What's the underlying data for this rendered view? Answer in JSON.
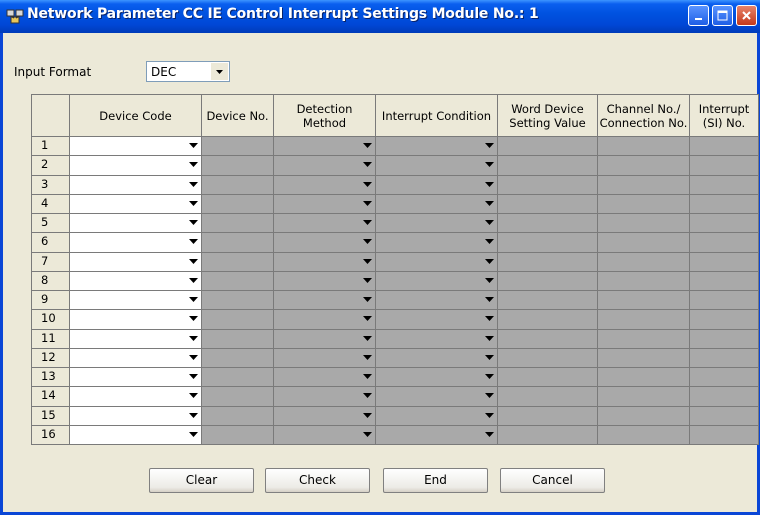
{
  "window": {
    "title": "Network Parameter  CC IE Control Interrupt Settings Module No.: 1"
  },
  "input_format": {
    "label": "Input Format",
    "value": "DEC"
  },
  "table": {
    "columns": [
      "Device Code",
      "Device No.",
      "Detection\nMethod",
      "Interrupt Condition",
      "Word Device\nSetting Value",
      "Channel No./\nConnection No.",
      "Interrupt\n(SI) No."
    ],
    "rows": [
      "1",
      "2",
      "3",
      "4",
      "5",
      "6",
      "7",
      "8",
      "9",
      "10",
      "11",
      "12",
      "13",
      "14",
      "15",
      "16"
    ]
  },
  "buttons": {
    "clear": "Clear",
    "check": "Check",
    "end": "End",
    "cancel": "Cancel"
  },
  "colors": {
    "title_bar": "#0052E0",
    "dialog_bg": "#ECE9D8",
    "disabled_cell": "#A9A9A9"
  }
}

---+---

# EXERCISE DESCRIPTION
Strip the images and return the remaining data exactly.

# WRITTEN RESPONSE
What's the underlying data for this rendered view? Answer in JSON.
{
  "window": {
    "title": "Network Parameter  CC IE Control Interrupt Settings Module No.: 1"
  },
  "input_format": {
    "label": "Input Format",
    "value": "DEC"
  },
  "table": {
    "columns": [
      "Device Code",
      "Device No.",
      "Detection\nMethod",
      "Interrupt Condition",
      "Word Device\nSetting Value",
      "Channel No./\nConnection No.",
      "Interrupt\n(SI) No."
    ],
    "rows": [
      "1",
      "2",
      "3",
      "4",
      "5",
      "6",
      "7",
      "8",
      "9",
      "10",
      "11",
      "12",
      "13",
      "14",
      "15",
      "16"
    ]
  },
  "buttons": {
    "clear": "Clear",
    "check": "Check",
    "end": "End",
    "cancel": "Cancel"
  },
  "colors": {
    "title_bar": "#0052E0",
    "dialog_bg": "#ECE9D8",
    "disabled_cell": "#A9A9A9"
  }
}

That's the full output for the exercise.